the Rupert Sheldrake TEDx talk controversy

I’ve only just come across this story. Rupert Sheldrake had been invited to give a TEDx talk at the University of London as part of an event devoted specifically to “Challenging Existing Paradigms,” and then – as a result of complaints from P.Z. Myers and Jerry Coyne – TED thereupon removed the video from their YouTube channel, relegating it to a somewhat obscure corner of their site.

The video however (embedded below) was very popular, as was the original event itself, and an outcry erupted over this action. Finally the video was given its own page with a forum devoted to the issue and an extensive discussion ensued, the great majority of whose contributors have been supportive of Sheldrake and opposed to the TED response.

It’s a very interesting story which highlights crucial issues in science and the nature of truth today. I haven’t had the chance to think enough about Sheldrake’s main theoretical contribution of “morphic resonance,” which I don’t feel I properly understand. But what he has to say in the interviews I’ve read with him about unquestioned materialistic assumptions and reductionism are indisputably central critiques.

His scientific credentials are not in dispute (PhD in biochemistry from Cambridge), but his work is unsurprisingly dismissed as pseudoscience by much of the scientific establishment.
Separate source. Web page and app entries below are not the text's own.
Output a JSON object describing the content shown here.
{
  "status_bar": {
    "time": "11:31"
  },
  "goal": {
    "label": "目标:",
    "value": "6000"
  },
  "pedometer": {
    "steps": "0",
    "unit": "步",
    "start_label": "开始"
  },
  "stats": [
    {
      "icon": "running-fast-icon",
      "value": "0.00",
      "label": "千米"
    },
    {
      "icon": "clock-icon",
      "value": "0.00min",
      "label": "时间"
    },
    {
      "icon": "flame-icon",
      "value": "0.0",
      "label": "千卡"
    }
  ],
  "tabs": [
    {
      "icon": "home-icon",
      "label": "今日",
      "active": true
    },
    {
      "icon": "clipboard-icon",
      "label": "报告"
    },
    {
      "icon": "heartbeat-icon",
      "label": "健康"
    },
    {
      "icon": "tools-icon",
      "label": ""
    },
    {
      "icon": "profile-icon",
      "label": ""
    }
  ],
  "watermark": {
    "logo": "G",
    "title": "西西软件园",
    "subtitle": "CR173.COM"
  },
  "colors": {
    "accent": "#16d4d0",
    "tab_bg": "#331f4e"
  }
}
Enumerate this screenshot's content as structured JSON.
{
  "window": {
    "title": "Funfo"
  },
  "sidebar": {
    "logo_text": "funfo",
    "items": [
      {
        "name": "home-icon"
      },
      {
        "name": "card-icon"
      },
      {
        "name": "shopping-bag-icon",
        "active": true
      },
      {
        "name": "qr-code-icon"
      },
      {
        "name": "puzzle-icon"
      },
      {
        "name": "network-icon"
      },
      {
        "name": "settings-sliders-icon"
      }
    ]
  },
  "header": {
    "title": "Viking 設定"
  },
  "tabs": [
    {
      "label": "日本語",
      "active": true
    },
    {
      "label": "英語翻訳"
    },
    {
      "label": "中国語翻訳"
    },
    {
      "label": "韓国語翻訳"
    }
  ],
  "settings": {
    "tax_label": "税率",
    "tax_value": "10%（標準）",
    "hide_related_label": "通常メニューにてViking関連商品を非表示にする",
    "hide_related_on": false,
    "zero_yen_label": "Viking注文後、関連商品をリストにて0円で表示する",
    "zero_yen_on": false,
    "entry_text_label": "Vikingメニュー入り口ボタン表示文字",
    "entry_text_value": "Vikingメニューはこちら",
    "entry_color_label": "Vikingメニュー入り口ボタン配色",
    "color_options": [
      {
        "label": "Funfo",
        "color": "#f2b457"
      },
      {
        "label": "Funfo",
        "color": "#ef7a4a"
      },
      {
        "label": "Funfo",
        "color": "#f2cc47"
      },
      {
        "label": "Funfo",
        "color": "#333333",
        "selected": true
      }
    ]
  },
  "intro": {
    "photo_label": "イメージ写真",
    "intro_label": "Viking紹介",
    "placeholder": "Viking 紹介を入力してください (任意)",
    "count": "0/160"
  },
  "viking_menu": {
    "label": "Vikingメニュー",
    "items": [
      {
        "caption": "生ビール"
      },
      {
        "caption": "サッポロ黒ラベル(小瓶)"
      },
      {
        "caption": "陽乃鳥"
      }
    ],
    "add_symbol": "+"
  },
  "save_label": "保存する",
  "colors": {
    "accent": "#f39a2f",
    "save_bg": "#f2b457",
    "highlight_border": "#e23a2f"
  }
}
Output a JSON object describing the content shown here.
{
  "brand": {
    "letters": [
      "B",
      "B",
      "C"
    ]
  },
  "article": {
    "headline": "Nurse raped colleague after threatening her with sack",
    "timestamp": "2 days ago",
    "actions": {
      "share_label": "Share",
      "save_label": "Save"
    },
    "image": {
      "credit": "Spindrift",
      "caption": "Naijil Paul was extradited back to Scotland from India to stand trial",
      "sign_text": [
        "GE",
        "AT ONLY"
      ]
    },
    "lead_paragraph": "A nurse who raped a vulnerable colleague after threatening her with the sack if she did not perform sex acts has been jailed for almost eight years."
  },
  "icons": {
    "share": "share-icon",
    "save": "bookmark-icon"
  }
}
Interestingly, he was able to spend some time at the ashram of the great Benedictine monk Dom Bede Griffiths in Tamil Nadu before Griffiths’ death in 1993, and in general it seems that his work very valuably attempts to integrate scientific attitudes and trans-scientific philosophy and practices.

How successfully he has achieved this is hard for me to say at this point. But I feel his efforts to publicize unquestioned, dogmatic attitudes within science, as in the talk below and his book Science Set Free: 10 Paths to New Discovery (The Science Delusion in the UK) are crucially important, and may well help spark a way forward out of materialism one day…

An interview with him about this controversy appears here. And for reference, I’ve transcribed from the talk above his ten dogmas of materialistic science, each of which he feels are highly questionable. Note: he is not simply claiming that the reverse of every one of these is true. Rather, his book turns these certainties into questions, and reflects on what new possibilities for inquiry might then be freed up as a result.

1) Nature is mechanical or machine-like. The universe is like a machine. Animals and plants are like machines. We’re like machines, in fact we are machines. We’re “lumbering robots,” in Richard Dawkins’s vivid phrase, with brains that are genetically programmed computers.

2) Matter is unconscious. The whole universe is made up of unconscious matter. There’s no consciousness in stars, in galaxies, in planets, in animals, in plants. And there ought not to be any in us either, if this theory is true. So a lot of the philosophy of mind over the last hundred years has been trying to prove that we’re not really conscious at all [laughter]. So matter’s unconscious.

3) The laws of nature are fixed. The laws of nature are the same now as they were at the time of the Big Bang, and they’ll be the same forever. Not just the laws but the constants of nature are fixed, which is why they are called constants.

4) The total amount of matter and energy is always the same. It never changes in total quantity except at the moment of the Big Bang, when it all sprang into existence from nowhere in a single instant.

5) Nature’s purposeless. There are no purposes in all nature, and the evolutionary process has no purpose or direction.

6) Biological heredity is material. Everything you inherit is in your genes or in epigenetic modifications of the genes or in cytoplasmic inheritance. It’s material.

7) Memories are stored inside your brain as material traces. Somehow everything you remember is in your brain in modified nerve endings, phosphorylated proteins. No one knows how it works, but nevertheless almost everyone in the scientific world believes it must be in the brain.

8) Your mind is inside your head. All your consciousness is the activity of your brain and nothing more.

9) Psychic phenomena like telepathy are impossible. Your thoughts and intentions cannot have any effect at a distance because your mind’s inside your head. Therefore, all the apparent evidence for telepathy and other psychic phenomena is illusory. People believe these things happen but it’s just because they don’t know enough about statistics, or they’re deceived by coincidences, or it’s wishful thinking.

10) Mechanistic medicine is the only kind that really works. That’s why governments only fund research into mechanistic medicine, and ignore complementary and alternative therapies. Those can’t possibly really work because they’re not mechanistic. They may appear to work because people would have got better anyway or because of the placebo effect, but the only kind that really works is mechanistic medicine.